Stored data
*** Block opens ***
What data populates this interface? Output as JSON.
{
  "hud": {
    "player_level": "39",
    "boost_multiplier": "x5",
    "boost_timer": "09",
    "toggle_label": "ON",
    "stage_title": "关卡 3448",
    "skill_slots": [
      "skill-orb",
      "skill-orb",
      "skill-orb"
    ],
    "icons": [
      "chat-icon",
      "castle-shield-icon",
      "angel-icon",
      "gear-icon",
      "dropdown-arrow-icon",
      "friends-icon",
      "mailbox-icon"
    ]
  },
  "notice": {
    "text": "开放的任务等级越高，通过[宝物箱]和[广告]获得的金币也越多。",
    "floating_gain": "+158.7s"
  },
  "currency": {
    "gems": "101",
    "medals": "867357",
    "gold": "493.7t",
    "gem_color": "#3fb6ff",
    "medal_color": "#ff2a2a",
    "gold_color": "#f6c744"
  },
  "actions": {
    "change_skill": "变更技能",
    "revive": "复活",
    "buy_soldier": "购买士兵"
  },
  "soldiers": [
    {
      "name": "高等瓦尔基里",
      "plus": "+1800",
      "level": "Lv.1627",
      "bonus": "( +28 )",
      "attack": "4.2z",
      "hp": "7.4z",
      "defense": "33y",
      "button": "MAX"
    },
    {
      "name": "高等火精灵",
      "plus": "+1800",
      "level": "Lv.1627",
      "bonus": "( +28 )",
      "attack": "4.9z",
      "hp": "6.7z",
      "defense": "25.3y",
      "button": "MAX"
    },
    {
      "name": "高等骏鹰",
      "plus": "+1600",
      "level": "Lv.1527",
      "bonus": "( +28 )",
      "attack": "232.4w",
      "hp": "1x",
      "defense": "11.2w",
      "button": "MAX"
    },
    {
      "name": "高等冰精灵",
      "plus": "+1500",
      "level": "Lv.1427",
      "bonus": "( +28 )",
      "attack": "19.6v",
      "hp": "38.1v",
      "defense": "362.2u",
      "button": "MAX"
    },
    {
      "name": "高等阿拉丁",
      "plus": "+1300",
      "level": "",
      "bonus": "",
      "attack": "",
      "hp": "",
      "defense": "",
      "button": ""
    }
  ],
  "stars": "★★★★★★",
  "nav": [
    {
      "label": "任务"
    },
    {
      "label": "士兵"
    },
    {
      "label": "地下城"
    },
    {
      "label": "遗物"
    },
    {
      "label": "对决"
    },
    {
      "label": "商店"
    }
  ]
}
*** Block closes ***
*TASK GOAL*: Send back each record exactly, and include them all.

*YOUR SOLUTION*:
What data populates this interface? Output as JSON.
{
  "hud": {
    "player_level": "39",
    "boost_multiplier": "x5",
    "boost_timer": "09",
    "toggle_label": "ON",
    "stage_title": "关卡 3448",
    "skill_slots": [
      "skill-orb",
      "skill-orb",
      "skill-orb"
    ],
    "icons": [
      "chat-icon",
      "castle-shield-icon",
      "angel-icon",
      "gear-icon",
      "dropdown-arrow-icon",
      "friends-icon",
      "mailbox-icon"
    ]
  },
  "notice": {
    "text": "开放的任务等级越高，通过[宝物箱]和[广告]获得的金币也越多。",
    "floating_gain": "+158.7s"
  },
  "currency": {
    "gems": "101",
    "medals": "867357",
    "gold": "493.7t",
    "gem_color": "#3fb6ff",
    "medal_color": "#ff2a2a",
    "gold_color": "#f6c744"
  },
  "actions": {
    "change_skill": "变更技能",
    "revive": "复活",
    "buy_soldier": "购买士兵"
  },
  "soldiers": [
    {
      "name": "高等瓦尔基里",
      "plus": "+1800",
      "level": "Lv.1627",
      "bonus": "( +28 )",
      "attack": "4.2z",
      "hp": "7.4z",
      "defense": "33y",
      "button": "MAX"
    },
    {
      "name": "高等火精灵",
      "plus": "+1800",
      "level": "Lv.1627",
      "bonus": "( +28 )",
      "attack": "4.9z",
      "hp": "6.7z",
      "defense": "25.3y",
      "button": "MAX"
    },
    {
      "name": "高等骏鹰",
      "plus": "+1600",
      "level": "Lv.1527",
      "bonus": "( +28 )",
      "attack": "232.4w",
      "hp": "1x",
      "defense": "11.2w",
      "button": "MAX"
    },
    {
      "name": "高等冰精灵",
      "plus": "+1500",
      "level": "Lv.1427",
      "bonus": "( +28 )",
      "attack": "19.6v",
      "hp": "38.1v",
      "defense": "362.2u",
      "button": "MAX"
    },
    {
      "name": "高等阿拉丁",
      "plus": "+1300",
      "level": "",
      "bonus": "",
      "attack": "",
      "hp": "",
      "defense": "",
      "button": ""
    }
  ],
  "stars": "★★★★★★",
  "nav": [
    {
      "label": "任务"
    },
    {
      "label": "士兵"
    },
    {
      "label": "地下城"
    },
    {
      "label": "遗物"
    },
    {
      "label": "对决"
    },
    {
      "label": "商店"
    }
  ]
}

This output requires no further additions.